• _Brief_:
From the line with "Read all visible content and emit it as JSON." through the final line below, restate each line word for word and return nothing else.

--- START ---

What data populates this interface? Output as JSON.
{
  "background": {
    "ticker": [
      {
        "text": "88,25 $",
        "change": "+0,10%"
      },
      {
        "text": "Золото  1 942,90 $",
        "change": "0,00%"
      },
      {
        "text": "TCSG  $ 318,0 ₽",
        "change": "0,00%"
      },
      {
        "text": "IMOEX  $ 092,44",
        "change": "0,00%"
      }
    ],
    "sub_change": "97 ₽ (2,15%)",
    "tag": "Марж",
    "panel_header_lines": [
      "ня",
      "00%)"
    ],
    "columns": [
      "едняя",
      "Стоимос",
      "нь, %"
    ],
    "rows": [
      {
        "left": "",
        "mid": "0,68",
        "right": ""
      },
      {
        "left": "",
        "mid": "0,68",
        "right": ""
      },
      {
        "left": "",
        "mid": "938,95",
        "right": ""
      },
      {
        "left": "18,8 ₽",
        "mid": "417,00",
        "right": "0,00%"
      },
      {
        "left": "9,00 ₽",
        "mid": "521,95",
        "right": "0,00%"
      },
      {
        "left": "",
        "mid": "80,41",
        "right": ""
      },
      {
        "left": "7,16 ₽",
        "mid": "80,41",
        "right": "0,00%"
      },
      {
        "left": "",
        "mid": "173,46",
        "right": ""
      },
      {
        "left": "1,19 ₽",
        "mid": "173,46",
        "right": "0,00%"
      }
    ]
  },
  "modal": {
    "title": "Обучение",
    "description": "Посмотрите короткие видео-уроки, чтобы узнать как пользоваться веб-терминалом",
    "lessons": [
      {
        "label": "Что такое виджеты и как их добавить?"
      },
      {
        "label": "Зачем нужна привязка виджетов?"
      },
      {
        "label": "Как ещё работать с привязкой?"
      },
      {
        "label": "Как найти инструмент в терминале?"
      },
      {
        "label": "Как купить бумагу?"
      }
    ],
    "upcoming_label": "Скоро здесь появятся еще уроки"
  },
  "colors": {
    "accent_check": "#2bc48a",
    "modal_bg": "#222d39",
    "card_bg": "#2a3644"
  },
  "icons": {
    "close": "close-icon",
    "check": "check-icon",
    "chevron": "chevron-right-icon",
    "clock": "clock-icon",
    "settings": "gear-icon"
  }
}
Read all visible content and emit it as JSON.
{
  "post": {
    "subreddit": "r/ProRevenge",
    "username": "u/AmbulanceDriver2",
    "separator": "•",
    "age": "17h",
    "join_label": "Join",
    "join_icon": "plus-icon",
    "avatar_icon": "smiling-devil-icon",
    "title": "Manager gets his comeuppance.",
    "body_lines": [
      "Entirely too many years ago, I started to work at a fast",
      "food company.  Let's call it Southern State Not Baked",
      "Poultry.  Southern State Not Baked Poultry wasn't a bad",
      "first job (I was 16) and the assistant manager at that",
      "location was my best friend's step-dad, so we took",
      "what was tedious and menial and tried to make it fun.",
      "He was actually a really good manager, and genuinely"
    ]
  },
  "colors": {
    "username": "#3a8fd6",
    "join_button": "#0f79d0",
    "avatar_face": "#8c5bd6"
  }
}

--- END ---

• _Reply to the exercise_:
Read all visible content and emit it as JSON.
{
  "post": {
    "subreddit": "r/ProRevenge",
    "username": "u/AmbulanceDriver2",
    "separator": "•",
    "age": "17h",
    "join_label": "Join",
    "join_icon": "plus-icon",
    "avatar_icon": "smiling-devil-icon",
    "title": "Manager gets his comeuppance.",
    "body_lines": [
      "Entirely too many years ago, I started to work at a fast",
      "food company.  Let's call it Southern State Not Baked",
      "Poultry.  Southern State Not Baked Poultry wasn't a bad",
      "first job (I was 16) and the assistant manager at that",
      "location was my best friend's step-dad, so we took",
      "what was tedious and menial and tried to make it fun.",
      "He was actually a really good manager, and genuinely"
    ]
  },
  "colors": {
    "username": "#3a8fd6",
    "join_button": "#0f79d0",
    "avatar_face": "#8c5bd6"
  }
}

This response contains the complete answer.